Nick Boles has always been one of the most intellectually interesting Tory modernisers. Back in 2010, he caused controversy with his call for a formal electoral pact between the two coalition parties. But today, he has recanted that idea and instead proposed that the Tories create an internal coalition by reforming the National Liberal Party as their sister party.
Boles concedes that his idea for an electoral pact was flawed because the Liberal Democrats aren’t a ‘Liberal’ party but instead a ‘statist party of the soft left’. In a sign of the loss of personal respect for Clegg even among liberal Tory ministers, Boles attacks the deputy Prime Minister as a ‘principle-free zone’ who is happy to cut a coalition deal with anyone however illiberal.
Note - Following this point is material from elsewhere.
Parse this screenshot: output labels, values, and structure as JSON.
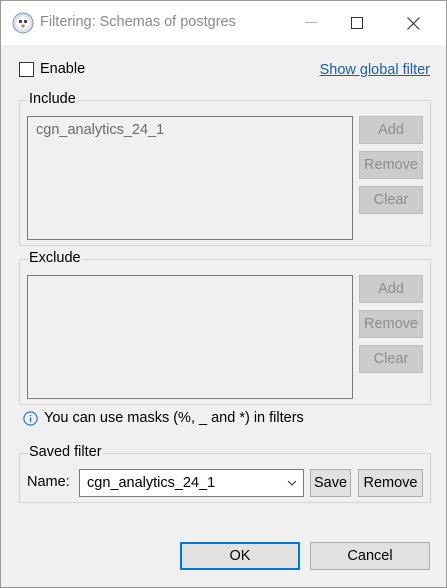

He also warns that too many Tories have gone along with the Lib Dem game of doing ‘everything in their power to paint us as heartless extremists’.
But what will get the headlines is Boles call for the Tories to revive the National Liberal Party as a sister party. Boles’ case is that:
‘The Conservative Party will only rebuild itself as a national party which can win majorities on its own if it understands that it cannot do so by making a single undifferentiated pitch to every age group and in every part of the country’
He believes that a National Liberal party, which would work in tandem with the Tory party, would have a particularly good chance of wooing younger, more liberal voters. He warns that the Tories ‘have no hope of securing their support if we approach them with the same proposition that we use to woo our stalwart supporters.’
Boles’ idea will ruffle feathers. Some will see it as a distraction from the importance of reviving the Tory brand. Others will dislike the idea of a sister party. But there is a strong argument that it would be far better for the Tory party to construct its own coalition before polling day rather than being forced into one with somebody else afterwards.